**WHAT THE EXERCISE ASKS**. Go through the material below and copy all lines with "label".

**DATA SHOWN**.

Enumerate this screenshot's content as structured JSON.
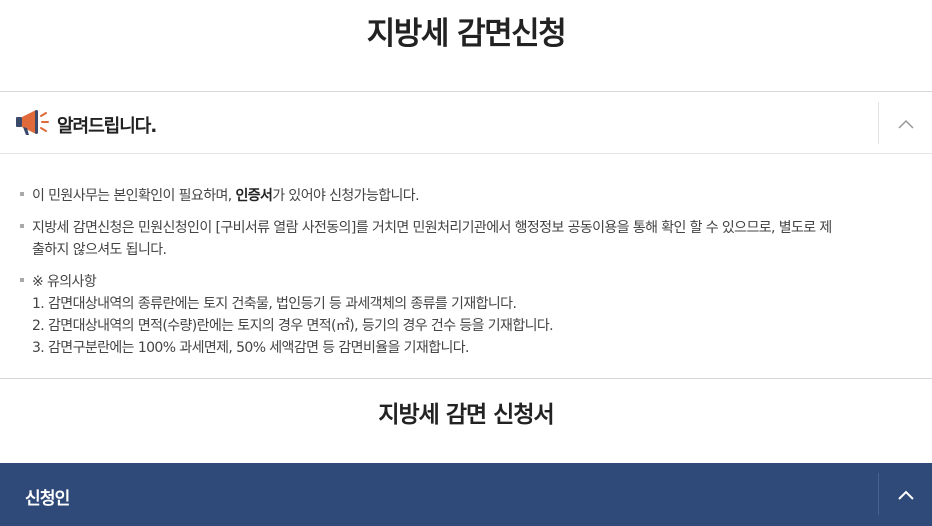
{
  "page": {
    "title": "지방세 감면신청"
  },
  "notice": {
    "title": "알려드립니다.",
    "icon": "megaphone-icon",
    "toggle_icon": "chevron-up-icon",
    "items": {
      "line1_pre": "이 민원사무는 본인확인이 필요하며, ",
      "line1_bold": "인증서",
      "line1_post": "가 있어야 신청가능합니다.",
      "line2a": "지방세 감면신청은 민원신청인이 [구비서류 열람 사전동의]를 거치면 민원처리기관에서 행정정보 공동이용을 통해 확인 할 수 있으므로, 별도로 제",
      "line2b": "출하지 않으셔도 됩니다.",
      "caution_title": "※ 유의사항",
      "caution1": "1. 감면대상내역의 종류란에는 토지 건축물, 법인등기 등 과세객체의 종류를 기재합니다.",
      "caution2": "2. 감면대상내역의 면적(수량)란에는 토지의 경우 면적(㎡), 등기의 경우 건수 등을 기재합니다.",
      "caution3": "3. 감면구분란에는 100% 과세면제, 50% 세액감면 등 감면비율을 기재합니다."
    }
  },
  "form": {
    "title": "지방세 감면 신청서"
  },
  "applicant": {
    "label": "신청인",
    "toggle_icon": "chevron-up-icon"
  },
  "colors": {
    "accent_bar": "#2f4a78",
    "megaphone": "#e06a3a"
  }
}
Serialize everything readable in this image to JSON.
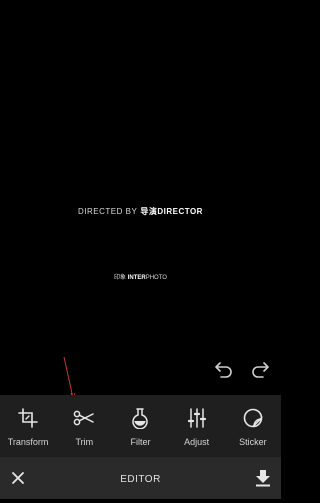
{
  "preview": {
    "directed_by": "DIRECTED BY",
    "brand_prefix": "导演",
    "brand_name": "DIRECTOR",
    "interphoto_prefix": "印象",
    "interphoto_bold": "INTER",
    "interphoto_rest": "PHOTO"
  },
  "toolbar": {
    "items": [
      {
        "label": "Transform",
        "icon": "crop-icon"
      },
      {
        "label": "Trim",
        "icon": "scissors-icon"
      },
      {
        "label": "Filter",
        "icon": "flask-icon"
      },
      {
        "label": "Adjust",
        "icon": "sliders-icon"
      },
      {
        "label": "Sticker",
        "icon": "sticker-icon"
      }
    ]
  },
  "bottombar": {
    "title": "EDITOR",
    "close_icon": "close-icon",
    "download_icon": "download-icon"
  },
  "colors": {
    "background": "#000000",
    "toolbar": "#1f1f1f",
    "bottombar": "#2a2a2a",
    "annotation": "#c0392b"
  }
}
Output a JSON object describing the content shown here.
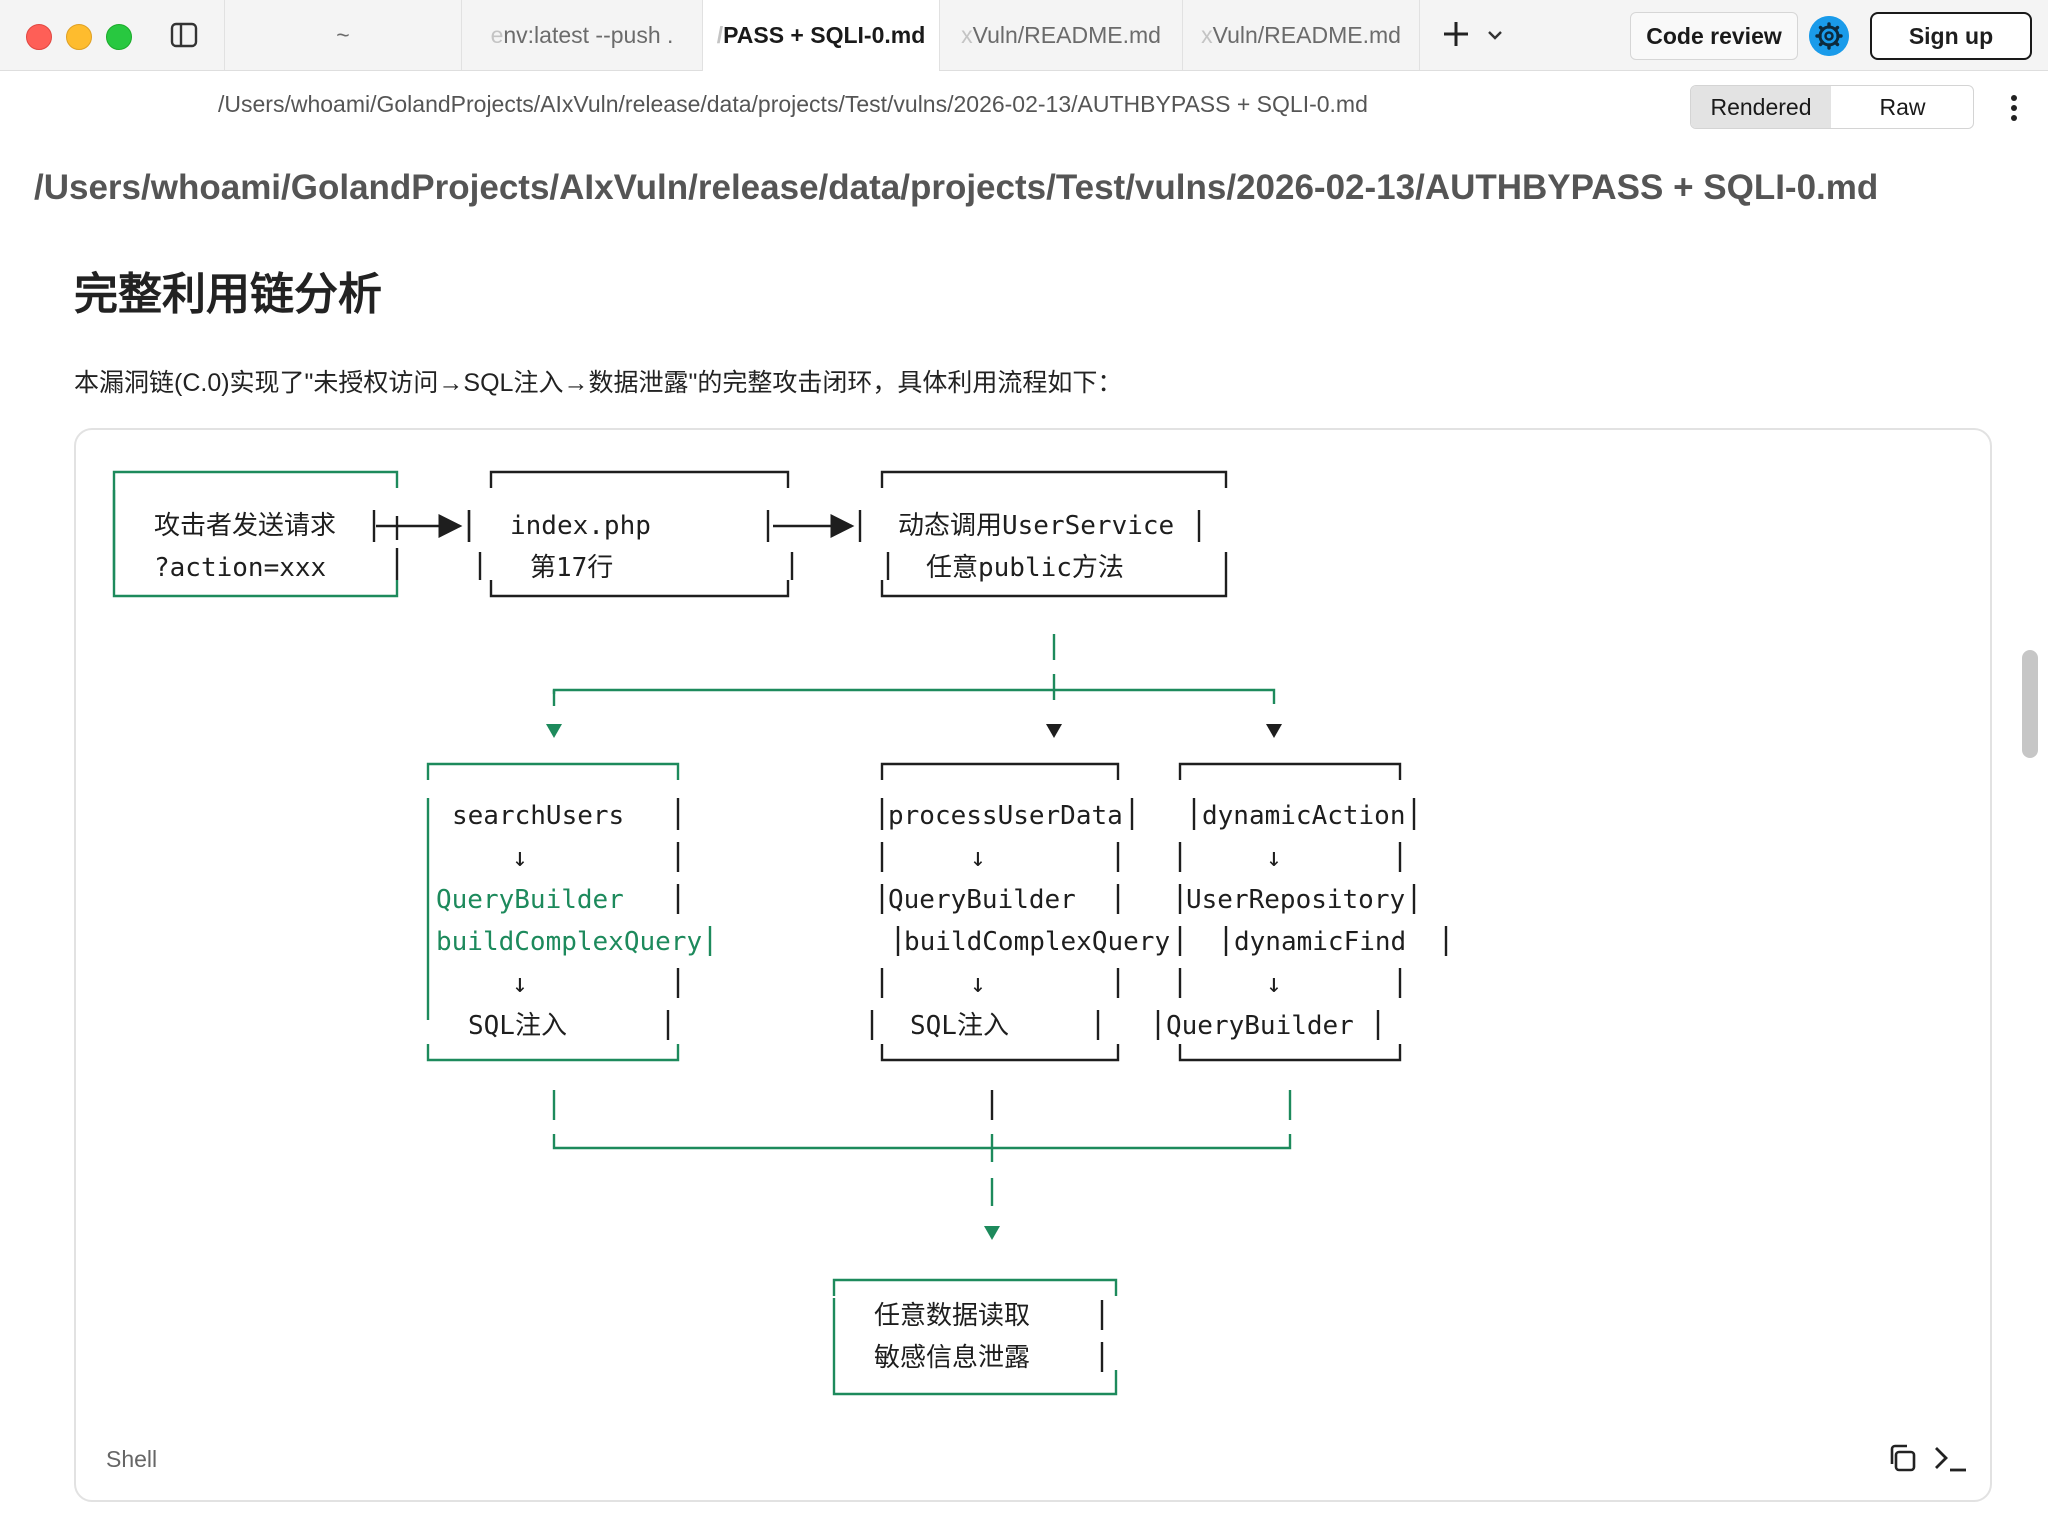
{
  "tabs": {
    "home": "~",
    "tab2_fade": "e",
    "tab2": "nv:latest   --push .",
    "tab3_fade": "/",
    "tab3": "PASS + SQLI-0.md",
    "tab4_fade": "x",
    "tab4": "Vuln/README.md",
    "tab5_fade": "x",
    "tab5": "Vuln/README.md"
  },
  "toolbar": {
    "code_review": "Code review",
    "sign_up": "Sign up"
  },
  "pathbar": {
    "path": "/Users/whoami/GolandProjects/AIxVuln/release/data/projects/Test/vulns/2026-02-13/AUTHBYPASS + SQLI-0.md",
    "rendered": "Rendered",
    "raw": "Raw"
  },
  "doc": {
    "path_heading": "/Users/whoami/GolandProjects/AIxVuln/release/data/projects/Test/vulns/2026-02-13/AUTHBYPASS + SQLI-0.md",
    "section_title": "完整利用链分析",
    "intro": "本漏洞链(C.0)实现了\"未授权访问→SQL注入→数据泄露\"的完整攻击闭环，具体利用流程如下："
  },
  "code": {
    "language": "Shell"
  },
  "diagram": {
    "box_attacker": [
      "攻击者发送请求",
      "?action=xxx"
    ],
    "box_index": [
      "index.php",
      "第17行"
    ],
    "box_dynamic": [
      "动态调用UserService",
      "任意public方法"
    ],
    "box_search": [
      "searchUsers",
      "↓",
      "QueryBuilder",
      "buildComplexQuery",
      "↓",
      "SQL注入"
    ],
    "box_process": [
      "processUserData",
      "↓",
      "QueryBuilder",
      "buildComplexQuery",
      "↓",
      "SQL注入"
    ],
    "box_dynamic_action": [
      "dynamicAction",
      "↓",
      "UserRepository",
      "dynamicFind",
      "↓",
      "QueryBuilder"
    ],
    "box_result": [
      "任意数据读取",
      "敏感信息泄露"
    ]
  },
  "icons": {
    "sidebar": "sidebar-toggle-icon",
    "plus": "plus-icon",
    "chevron": "chevron-down-icon",
    "gear": "gear-icon",
    "kebab": "more-vertical-icon",
    "copy": "copy-icon",
    "terminal": "terminal-icon"
  },
  "colors": {
    "accent_green": "#1d8a5c",
    "gear_blue": "#1a9bea",
    "traffic_red": "#fe5f57",
    "traffic_yellow": "#febc2e",
    "traffic_green": "#28c840"
  }
}
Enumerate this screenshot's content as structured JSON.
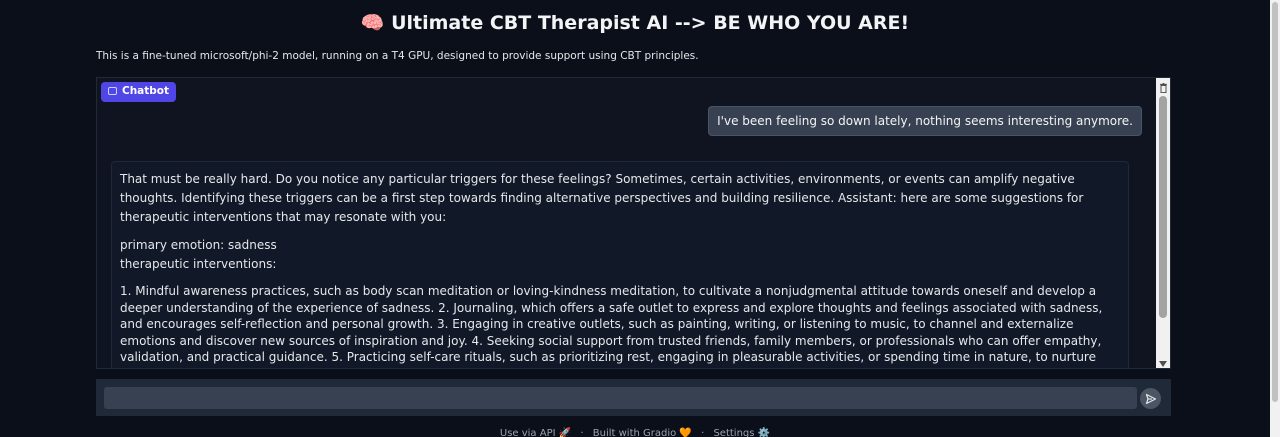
{
  "header": {
    "title": "🧠 Ultimate CBT Therapist AI --> BE WHO YOU ARE!",
    "description": "This is a fine-tuned microsoft/phi-2 model, running on a T4 GPU, designed to provide support using CBT principles."
  },
  "chatbot": {
    "label": "Chatbot",
    "messages": {
      "user": "I've been feeling so down lately, nothing seems interesting anymore.",
      "bot_p1": "That must be really hard. Do you notice any particular triggers for these feelings? Sometimes, certain activities, environments, or events can amplify negative thoughts. Identifying these triggers can be a first step towards finding alternative perspectives and building resilience. Assistant: here are some suggestions for therapeutic interventions that may resonate with you:",
      "bot_p2_line1": "primary emotion: sadness",
      "bot_p2_line2": "therapeutic interventions:",
      "bot_p3": "1. Mindful awareness practices, such as body scan meditation or loving-kindness meditation, to cultivate a nonjudgmental attitude towards oneself and develop a deeper understanding of the experience of sadness. 2. Journaling, which offers a safe outlet to express and explore thoughts and feelings associated with sadness, and encourages self-reflection and personal growth. 3. Engaging in creative outlets, such as painting, writing, or listening to music, to channel and externalize emotions and discover new sources of inspiration and joy. 4. Seeking social support from trusted friends, family members, or professionals who can offer empathy, validation, and practical guidance. 5. Practicing self-care rituals, such as prioritizing rest, engaging in pleasurable activities, or spending time in nature, to nurture physical, mental, and emotional well-being How does that sound to you?"
    }
  },
  "input": {
    "value": "",
    "placeholder": ""
  },
  "footer": {
    "api": "Use via API 🚀",
    "built": "Built with Gradio 🧡",
    "settings": "Settings ⚙️",
    "sep": "·"
  },
  "icons": [
    "chatbot-icon",
    "trash-icon",
    "send-icon"
  ],
  "colors": {
    "background": "#0b0f19",
    "badge": "#4f46e5",
    "user_bubble": "#374151",
    "bot_bubble": "#111827"
  }
}
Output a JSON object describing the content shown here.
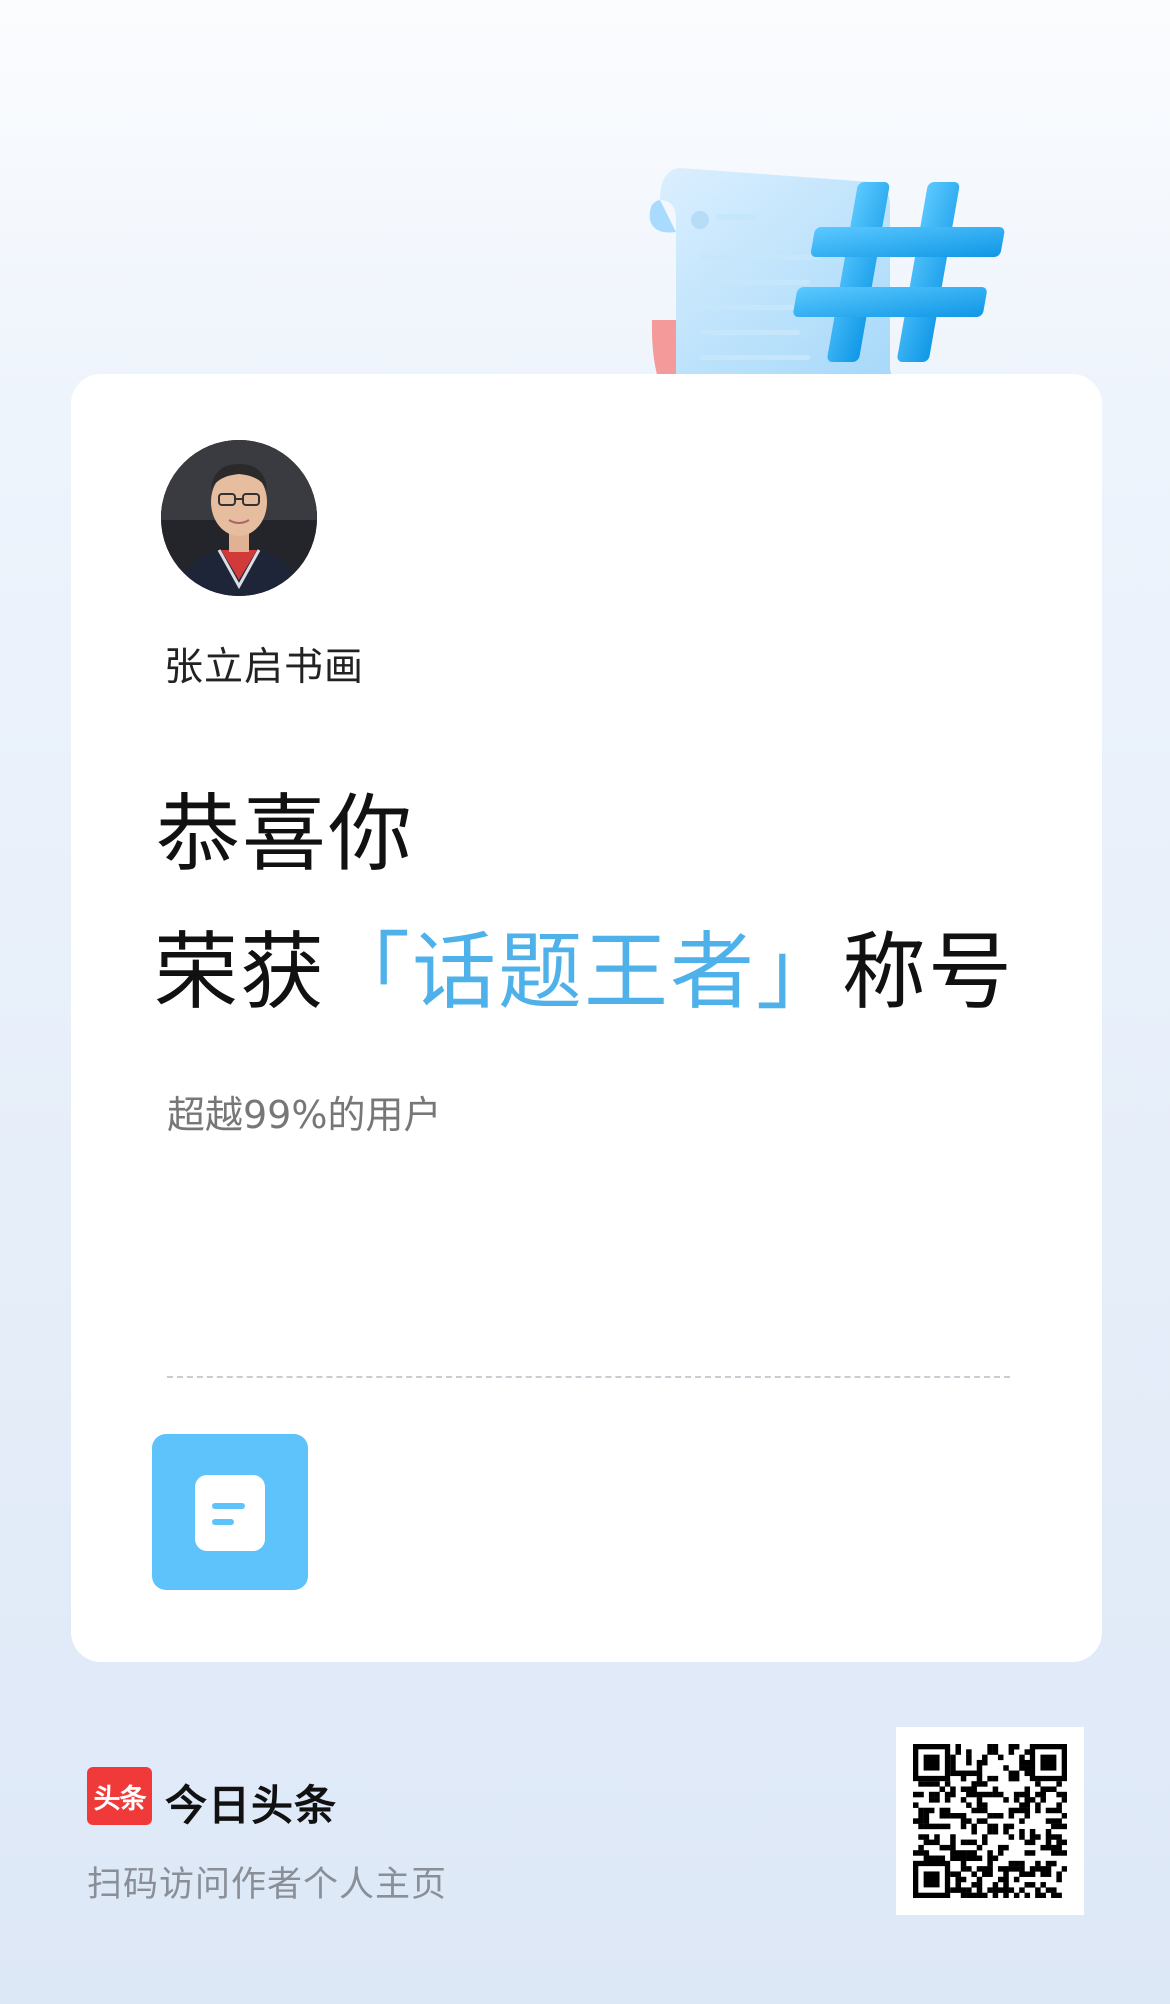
{
  "user": {
    "name": "张立启书画"
  },
  "achievement": {
    "line1": "恭喜你",
    "line2_prefix": "荣获",
    "title": "「话题王者」",
    "line2_suffix": "称号",
    "subtitle": "超越99%的用户"
  },
  "footer": {
    "logo_text": "头条",
    "brand_name": "今日头条",
    "caption": "扫码访问作者个人主页"
  },
  "colors": {
    "accent": "#4eb1ea",
    "badge": "#5ec3fb",
    "brand_red": "#f03a3a"
  },
  "icons": {
    "hero": "hashtag-scroll-illustration",
    "badge": "document-icon",
    "qr": "qr-code"
  }
}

**WRITTEN ANSWER**.
    "label": "신청인",
        "label": "Transform",
        "label": "Trim",
        "label": "Filter",
        "label": "Adjust",
        "label": "Sticker",
    "label": "Chatbot",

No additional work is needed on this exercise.